Easter dinner on the good china. My wife's parents both here, spring finally peeping. We walked to Mass and I threw a baseball with my son for a bit in the afternoon. My daughter and I went on a short bike ride and she led me to monkey bars at her old preschool. During the course of the day our kids entertained us with songs, "shows," and history projects. And just out the door in a small patch of garden, our arugula has germinated and a few other things are fluttering beneath the floating row cover, used not so much for temperature support but to keep ravenous squirrels from seeds.
Minnesota is waking up again.
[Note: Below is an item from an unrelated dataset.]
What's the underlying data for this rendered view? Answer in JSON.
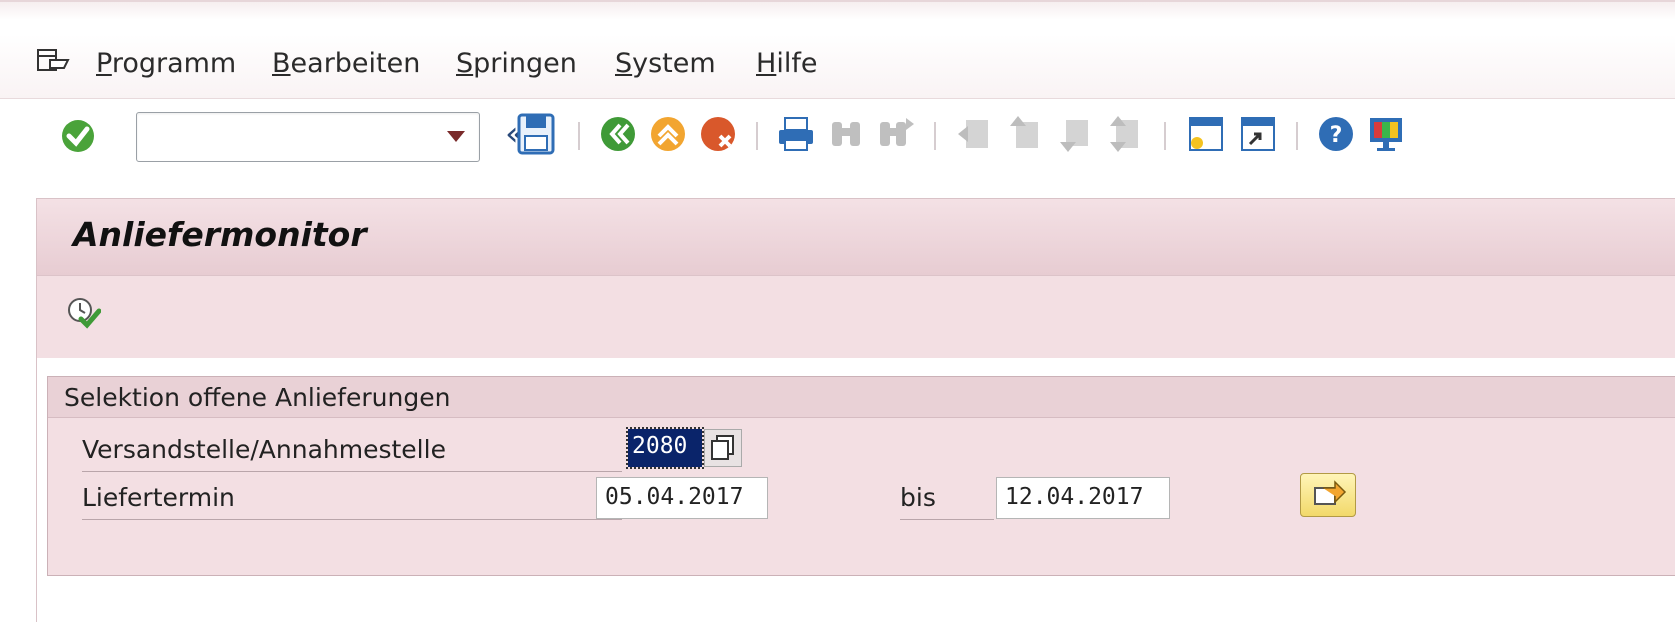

But back to Easter for a moment. I think we mark time with holidays, mark time against its broader movement - the time that swoops us along - by remembering the rhythms and rituals we've inherited, invented, believed in. Time is too big, too fast, and in the eddies of Christmas, Easter, anniversaries, we recount our stories, tell our histories, remember the dead. And today feels like it's for the living, for walking in sunshine and tending to plants and children. This morning, on my knees, my eyes closed and my thoughts racing still, I wondered how I can find a way to say and be all the things inside me. How do I connect the life in me to the lives around me? I want to pass on these rituals of sitting and eating and talking and praying and hand washing-and-drying the dishes on Sunday because I, too, participate in this continuum of time.
Isn't each seed we plant connected to the beginning of time? When I hold a seed in my hand, it's the present of an unbroken succession of generations of seeds and plants going back in time, through time, before this specific variety or species even existed, (and still it travels backwards,) remembering in itself the time before it was what it is, because while there may be a beginning to the differentiation that marks the origin of this species there is no beginning of the life that spawned it, until we return to the beginning, and when I plant the seed I participate in the continuing story of life itself. Because the seed in my hand, the one I just planted, is here after all. It's managed after all its generations of mutations and droughts and competition among other species to be here. This life, this seed, this love, wants only to burst out and grow.
birch and grasses alone on the snow, grey sky indistinguishable. the flat world falls into the edge of time, lifeless, dull wedge of horizon and soundless ...